▶ Task instructions
Give a verbatim copy of the lines below, minus the pictures.

▶ Given data
"""
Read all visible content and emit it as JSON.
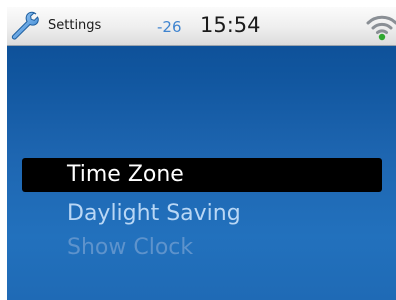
{
  "status_bar": {
    "app_icon": "wrench-icon",
    "app_title": "Settings",
    "signal_value": "-26",
    "time": "15:54",
    "wifi_icon": "wifi-icon"
  },
  "menu": {
    "items": [
      {
        "label": "Time Zone",
        "state": "selected"
      },
      {
        "label": "Daylight Saving",
        "state": "normal"
      },
      {
        "label": "Show Clock",
        "state": "disabled"
      }
    ]
  },
  "colors": {
    "background_top": "#0b4c93",
    "background_bottom": "#2271bd",
    "selection": "#000000",
    "signal_text": "#3f84cf",
    "wifi_green": "#2fa82f"
  }
}
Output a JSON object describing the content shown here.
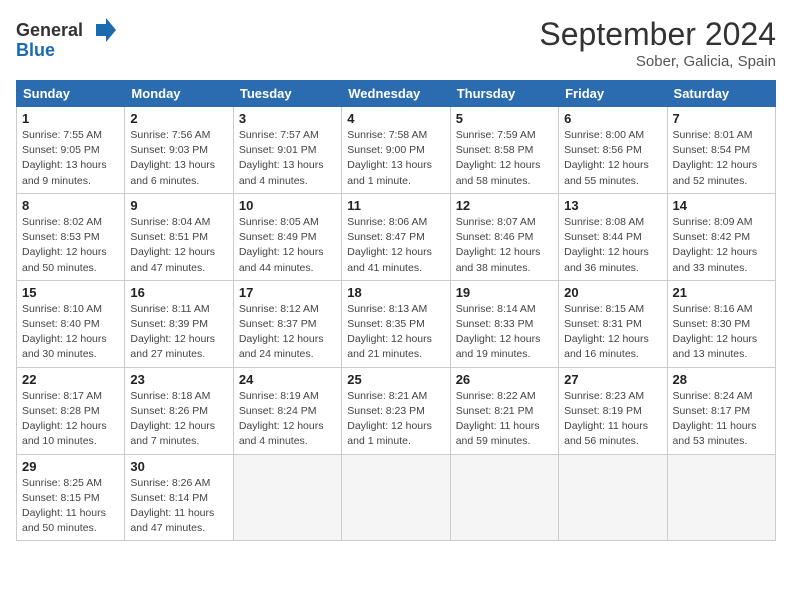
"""
▶ Result
Read all visible content and emit it as JSON.
{
  "status_bar": {
    "app_icon": "wrench-icon",
    "app_title": "Settings",
    "signal_value": "-26",
    "time": "15:54",
    "wifi_icon": "wifi-icon"
  },
  "menu": {
    "items": [
      {
        "label": "Time Zone",
        "state": "selected"
      },
      {
        "label": "Daylight Saving",
        "state": "normal"
      },
      {
        "label": "Show Clock",
        "state": "disabled"
      }
    ]
  },
  "colors": {
    "background_top": "#0b4c93",
    "background_bottom": "#2271bd",
    "selection": "#000000",
    "signal_text": "#3f84cf",
    "wifi_green": "#2fa82f"
  }
}
Output a JSON object describing the content shown here.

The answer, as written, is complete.